### [HOW TO COMPLETE THIS TASK]
Look through the lines below, find those with the word "text", and copy them.

### [DATA SUPPLIED]
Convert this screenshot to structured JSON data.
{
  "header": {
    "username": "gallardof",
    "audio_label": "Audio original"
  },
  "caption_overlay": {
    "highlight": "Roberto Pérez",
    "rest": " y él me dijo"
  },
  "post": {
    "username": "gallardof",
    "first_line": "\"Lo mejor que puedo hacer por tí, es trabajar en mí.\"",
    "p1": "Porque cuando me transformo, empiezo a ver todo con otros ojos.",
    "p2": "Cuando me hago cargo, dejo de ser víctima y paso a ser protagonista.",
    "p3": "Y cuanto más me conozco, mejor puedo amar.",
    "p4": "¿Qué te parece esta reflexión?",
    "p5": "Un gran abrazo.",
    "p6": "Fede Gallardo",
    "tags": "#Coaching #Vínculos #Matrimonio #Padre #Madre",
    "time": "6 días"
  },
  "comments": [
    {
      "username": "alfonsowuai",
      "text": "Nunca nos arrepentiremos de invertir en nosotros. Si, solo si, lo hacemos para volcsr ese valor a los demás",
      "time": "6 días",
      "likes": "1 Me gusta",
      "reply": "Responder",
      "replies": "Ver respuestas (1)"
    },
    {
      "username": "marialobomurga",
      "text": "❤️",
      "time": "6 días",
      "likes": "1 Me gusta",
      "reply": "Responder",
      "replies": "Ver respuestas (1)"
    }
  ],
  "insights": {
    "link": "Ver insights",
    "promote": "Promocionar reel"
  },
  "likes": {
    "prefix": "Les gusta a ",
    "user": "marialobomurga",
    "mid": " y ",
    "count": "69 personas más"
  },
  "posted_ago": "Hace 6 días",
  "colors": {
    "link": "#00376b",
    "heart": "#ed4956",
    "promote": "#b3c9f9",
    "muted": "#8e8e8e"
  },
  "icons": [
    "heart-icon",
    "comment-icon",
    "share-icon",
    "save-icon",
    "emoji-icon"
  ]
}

### [RESPONSE TO THE TASK]
      "text": "Nunca nos arrepentiremos de invertir en nosotros. Si, solo si, lo hacemos para volcsr ese valor a los demás",
      "text": "❤️",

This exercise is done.